I see the value in your idea of using the superscript but linking the whole word. But I'm concerned about the fact that it then looks like two links. Perhaps the superscript could be unlinked - AustraliaWP - but that seems odd. (It occurs to me that in mathematical terms, a subscript would be more appropriate - AustraliaWP or AustraliaWP... but it's not used in prose - in English, anyway - and it's less prominent and wouldn't work well here.)
As for being harder to hit... true, but it's bigger than the average footnote reference. I wouldn't have thought that we'd expect people to follow them often - they're just there if needed. Internal Appropedia links certainly should be easy, regular hyperlinks, but having a little superscript link for inline links to Wikipedia articles seem like a fair solution to me (though that's just my perspective - I don't dismiss the fact that it bothers you).
"If the whole word/phrase is part of the hyperlink, perhaps the tt formatting isn't needed?" This is true. Actually the different formatting is not strictly necessary even with only the WP linked... a little confusing, perhaps, but I don't think it's fatal. Context will often indicate what is linked. After all, footnotes also don't make it exactly clear which part of the text will be explained in the footnote. Also, depending on their browser and settings, the user may be able to see where the WP link goes (though this is not prominent enough to distinguish between Wikipedia and Appropedia articles, without the "WP").
Another alternative is to use a different color, but I don't think that achieves what we want.
So my current preference would be to remove the tt formatting, but still have only the WP linked.
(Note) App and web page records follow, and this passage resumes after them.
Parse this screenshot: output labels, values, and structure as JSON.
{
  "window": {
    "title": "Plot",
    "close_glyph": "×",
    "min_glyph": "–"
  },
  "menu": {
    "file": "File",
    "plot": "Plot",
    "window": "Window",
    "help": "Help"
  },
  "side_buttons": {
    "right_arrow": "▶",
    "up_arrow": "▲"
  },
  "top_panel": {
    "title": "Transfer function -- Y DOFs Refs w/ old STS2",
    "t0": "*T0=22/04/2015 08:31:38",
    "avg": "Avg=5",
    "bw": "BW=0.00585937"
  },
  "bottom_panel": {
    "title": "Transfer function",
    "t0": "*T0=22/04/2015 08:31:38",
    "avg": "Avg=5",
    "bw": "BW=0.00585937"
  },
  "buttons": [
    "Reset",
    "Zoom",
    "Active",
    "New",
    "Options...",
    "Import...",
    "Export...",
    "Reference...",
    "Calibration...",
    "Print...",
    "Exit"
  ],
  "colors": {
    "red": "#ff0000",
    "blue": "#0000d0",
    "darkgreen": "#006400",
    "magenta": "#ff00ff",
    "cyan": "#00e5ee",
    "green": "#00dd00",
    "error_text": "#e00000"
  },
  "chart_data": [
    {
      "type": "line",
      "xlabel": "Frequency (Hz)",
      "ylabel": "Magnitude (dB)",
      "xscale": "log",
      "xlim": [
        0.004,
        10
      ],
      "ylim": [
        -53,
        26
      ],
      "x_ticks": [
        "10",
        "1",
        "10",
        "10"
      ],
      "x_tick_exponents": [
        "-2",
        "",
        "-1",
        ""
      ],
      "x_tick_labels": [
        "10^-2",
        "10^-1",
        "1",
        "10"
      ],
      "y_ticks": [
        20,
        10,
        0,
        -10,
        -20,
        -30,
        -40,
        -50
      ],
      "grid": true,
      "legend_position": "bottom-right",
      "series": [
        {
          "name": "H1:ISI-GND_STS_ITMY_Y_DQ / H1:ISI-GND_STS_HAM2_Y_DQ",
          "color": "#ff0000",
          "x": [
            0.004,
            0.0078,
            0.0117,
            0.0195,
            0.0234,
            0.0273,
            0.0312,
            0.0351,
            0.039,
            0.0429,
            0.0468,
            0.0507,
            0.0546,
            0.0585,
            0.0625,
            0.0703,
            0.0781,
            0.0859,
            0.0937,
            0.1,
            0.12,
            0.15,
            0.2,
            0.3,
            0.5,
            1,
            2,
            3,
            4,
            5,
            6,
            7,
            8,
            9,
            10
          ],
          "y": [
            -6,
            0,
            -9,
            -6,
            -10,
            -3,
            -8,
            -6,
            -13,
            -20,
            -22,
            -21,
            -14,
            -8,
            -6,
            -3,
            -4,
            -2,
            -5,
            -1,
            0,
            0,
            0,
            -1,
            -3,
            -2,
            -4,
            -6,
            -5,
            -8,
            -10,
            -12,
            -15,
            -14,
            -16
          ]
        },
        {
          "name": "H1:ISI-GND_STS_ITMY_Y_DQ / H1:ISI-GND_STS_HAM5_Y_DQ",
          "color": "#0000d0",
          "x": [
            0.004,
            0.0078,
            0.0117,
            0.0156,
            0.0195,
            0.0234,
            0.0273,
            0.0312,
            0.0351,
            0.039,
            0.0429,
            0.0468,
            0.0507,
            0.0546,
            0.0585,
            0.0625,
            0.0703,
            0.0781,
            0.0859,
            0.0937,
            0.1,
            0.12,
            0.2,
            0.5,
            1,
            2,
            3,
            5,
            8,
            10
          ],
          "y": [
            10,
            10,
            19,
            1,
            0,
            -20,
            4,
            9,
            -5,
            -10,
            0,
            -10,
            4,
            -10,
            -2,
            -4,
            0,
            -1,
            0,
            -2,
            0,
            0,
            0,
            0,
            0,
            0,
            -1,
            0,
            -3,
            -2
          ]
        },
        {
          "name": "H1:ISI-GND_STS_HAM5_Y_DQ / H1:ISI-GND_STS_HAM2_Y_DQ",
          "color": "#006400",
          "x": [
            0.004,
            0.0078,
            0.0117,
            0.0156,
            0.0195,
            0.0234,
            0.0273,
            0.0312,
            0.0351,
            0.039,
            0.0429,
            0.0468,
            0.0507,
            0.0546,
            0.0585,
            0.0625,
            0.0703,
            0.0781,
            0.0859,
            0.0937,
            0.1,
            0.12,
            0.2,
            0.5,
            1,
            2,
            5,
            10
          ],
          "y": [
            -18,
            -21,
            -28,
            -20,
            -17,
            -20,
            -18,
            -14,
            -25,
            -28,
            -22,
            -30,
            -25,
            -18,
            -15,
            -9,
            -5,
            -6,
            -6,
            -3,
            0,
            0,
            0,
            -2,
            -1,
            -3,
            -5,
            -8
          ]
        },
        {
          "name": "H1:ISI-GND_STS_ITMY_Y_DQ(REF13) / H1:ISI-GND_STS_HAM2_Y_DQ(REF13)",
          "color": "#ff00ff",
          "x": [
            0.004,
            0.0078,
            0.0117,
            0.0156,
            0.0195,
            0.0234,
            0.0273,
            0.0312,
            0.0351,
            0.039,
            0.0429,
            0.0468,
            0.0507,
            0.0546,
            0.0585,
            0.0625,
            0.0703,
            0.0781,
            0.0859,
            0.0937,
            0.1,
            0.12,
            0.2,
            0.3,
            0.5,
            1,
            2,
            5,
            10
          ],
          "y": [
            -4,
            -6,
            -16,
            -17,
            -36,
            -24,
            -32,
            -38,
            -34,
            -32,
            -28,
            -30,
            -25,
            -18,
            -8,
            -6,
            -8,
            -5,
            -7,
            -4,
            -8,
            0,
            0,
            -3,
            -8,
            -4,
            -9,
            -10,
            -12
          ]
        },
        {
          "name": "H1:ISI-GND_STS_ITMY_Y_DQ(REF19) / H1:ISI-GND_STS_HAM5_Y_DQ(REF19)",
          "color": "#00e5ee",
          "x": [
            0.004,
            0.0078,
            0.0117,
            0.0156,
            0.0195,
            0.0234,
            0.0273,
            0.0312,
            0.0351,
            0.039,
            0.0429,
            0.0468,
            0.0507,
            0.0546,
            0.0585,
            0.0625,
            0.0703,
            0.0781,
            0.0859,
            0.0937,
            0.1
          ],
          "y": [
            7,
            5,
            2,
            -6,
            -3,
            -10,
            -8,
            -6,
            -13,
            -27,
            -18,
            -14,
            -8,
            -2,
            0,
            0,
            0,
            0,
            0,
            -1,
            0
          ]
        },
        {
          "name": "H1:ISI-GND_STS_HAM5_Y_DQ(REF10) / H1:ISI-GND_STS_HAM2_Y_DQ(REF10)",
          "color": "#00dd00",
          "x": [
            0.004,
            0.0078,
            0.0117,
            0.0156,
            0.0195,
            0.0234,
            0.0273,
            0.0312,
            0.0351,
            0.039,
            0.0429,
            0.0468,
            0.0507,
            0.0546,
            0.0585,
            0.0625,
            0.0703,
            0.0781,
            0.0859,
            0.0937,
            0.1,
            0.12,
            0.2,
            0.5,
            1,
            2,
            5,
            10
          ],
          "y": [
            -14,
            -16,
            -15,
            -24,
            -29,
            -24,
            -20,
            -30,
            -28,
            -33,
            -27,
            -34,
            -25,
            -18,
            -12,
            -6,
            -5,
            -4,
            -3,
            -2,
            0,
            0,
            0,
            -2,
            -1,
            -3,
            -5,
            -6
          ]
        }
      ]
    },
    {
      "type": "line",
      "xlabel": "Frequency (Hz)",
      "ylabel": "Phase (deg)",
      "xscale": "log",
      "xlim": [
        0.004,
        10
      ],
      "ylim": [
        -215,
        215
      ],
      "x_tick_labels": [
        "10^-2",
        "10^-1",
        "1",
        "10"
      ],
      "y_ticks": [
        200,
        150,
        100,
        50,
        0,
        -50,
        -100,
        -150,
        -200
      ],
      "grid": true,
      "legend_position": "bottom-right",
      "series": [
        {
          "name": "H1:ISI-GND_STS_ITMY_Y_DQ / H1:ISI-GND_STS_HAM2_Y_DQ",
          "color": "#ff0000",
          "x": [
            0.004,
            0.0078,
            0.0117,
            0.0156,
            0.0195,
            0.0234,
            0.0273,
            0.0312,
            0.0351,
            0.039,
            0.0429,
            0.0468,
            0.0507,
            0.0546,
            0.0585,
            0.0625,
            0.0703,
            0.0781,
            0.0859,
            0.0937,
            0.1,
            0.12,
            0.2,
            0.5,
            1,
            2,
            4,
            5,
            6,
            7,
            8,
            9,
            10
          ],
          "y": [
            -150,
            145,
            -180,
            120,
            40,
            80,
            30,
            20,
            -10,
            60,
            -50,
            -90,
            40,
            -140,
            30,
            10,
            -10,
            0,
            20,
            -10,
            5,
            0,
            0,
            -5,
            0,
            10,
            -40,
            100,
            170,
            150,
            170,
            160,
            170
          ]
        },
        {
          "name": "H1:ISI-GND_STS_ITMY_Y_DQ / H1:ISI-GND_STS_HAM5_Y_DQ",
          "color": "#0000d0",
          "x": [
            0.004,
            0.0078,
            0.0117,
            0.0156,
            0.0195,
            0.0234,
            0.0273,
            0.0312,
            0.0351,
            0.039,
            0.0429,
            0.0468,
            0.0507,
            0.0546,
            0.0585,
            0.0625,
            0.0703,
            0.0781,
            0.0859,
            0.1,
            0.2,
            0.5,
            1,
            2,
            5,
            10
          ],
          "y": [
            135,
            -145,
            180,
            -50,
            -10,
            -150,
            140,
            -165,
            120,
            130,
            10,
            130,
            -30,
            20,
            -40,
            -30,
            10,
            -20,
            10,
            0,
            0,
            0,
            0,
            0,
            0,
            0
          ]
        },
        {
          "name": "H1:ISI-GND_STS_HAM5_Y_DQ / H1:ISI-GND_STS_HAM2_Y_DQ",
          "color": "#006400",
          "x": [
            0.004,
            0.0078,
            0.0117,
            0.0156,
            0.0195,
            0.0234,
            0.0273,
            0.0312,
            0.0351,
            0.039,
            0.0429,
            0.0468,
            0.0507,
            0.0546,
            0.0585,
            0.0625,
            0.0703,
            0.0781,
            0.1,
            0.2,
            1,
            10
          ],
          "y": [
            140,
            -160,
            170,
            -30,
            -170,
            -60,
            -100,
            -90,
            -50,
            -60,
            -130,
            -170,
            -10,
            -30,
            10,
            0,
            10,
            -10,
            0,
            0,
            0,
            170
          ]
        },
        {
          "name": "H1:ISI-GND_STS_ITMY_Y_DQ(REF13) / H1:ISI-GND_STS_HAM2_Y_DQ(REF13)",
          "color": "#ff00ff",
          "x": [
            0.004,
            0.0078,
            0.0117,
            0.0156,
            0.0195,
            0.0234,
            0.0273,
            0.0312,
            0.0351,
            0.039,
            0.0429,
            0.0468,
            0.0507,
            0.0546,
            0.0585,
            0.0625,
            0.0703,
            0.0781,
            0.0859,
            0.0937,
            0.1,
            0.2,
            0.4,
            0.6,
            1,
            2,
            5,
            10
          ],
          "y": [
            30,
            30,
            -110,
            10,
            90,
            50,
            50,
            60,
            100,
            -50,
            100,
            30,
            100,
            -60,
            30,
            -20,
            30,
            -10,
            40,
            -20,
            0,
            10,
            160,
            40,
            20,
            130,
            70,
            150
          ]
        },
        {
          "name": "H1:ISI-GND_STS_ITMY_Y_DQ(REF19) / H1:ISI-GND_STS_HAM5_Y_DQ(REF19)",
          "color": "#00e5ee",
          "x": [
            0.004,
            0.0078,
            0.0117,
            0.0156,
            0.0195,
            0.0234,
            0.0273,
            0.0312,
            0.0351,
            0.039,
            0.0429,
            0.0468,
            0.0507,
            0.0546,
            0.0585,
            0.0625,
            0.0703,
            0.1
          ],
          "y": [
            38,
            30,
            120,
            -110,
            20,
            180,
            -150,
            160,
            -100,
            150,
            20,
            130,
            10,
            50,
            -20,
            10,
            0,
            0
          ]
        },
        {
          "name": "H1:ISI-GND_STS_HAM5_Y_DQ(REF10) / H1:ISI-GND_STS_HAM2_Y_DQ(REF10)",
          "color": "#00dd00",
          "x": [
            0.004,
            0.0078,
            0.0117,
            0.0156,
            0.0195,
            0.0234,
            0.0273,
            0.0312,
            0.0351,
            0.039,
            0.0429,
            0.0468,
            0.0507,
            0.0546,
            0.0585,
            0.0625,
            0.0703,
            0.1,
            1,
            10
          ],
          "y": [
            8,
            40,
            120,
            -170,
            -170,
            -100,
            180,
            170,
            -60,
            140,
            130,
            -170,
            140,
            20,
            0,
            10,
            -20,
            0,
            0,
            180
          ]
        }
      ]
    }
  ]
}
But I have an open mind - why don't you change it to how you like, and we see how that works? --Singkong2005 (now known as Chriswaterguy) · talk 03:24, 16 December 2006 (PST)

Wow... I guess I'm four years late to this discussion, but this whole template confused the heck out of me too.

Coming from Wikipedia, I'm used to interwiki links (done as [[wikipedia:blah]]) simply showing up as a lighter blue and I didn't realize Appropedia had its own way of doing this. The superscript "W" especially confused me: I first thought it was some sort of obscure double-caret symbol used for a special type of footnote, then I thought it was a bizarre Roman-numeral based numbering system, then after noticing that it went to Wikipedia, I still thought it was a formatting error (why wasn't the phrase itself linked?).

Only after tracking down the actual template and this discussion did I realize I'm not alone. Is this system still in use today? Should we continue using it instead of the standard interwiki links?

-Roger 01:25, 1 February 2010 (UTC)

-- I changed the "W" in the superscript to "wikipedia." I felt the clarity of the template's usage superceded it's brevity in importance. Others in the discussion thread seem to agree. -Achannel 4/12/2011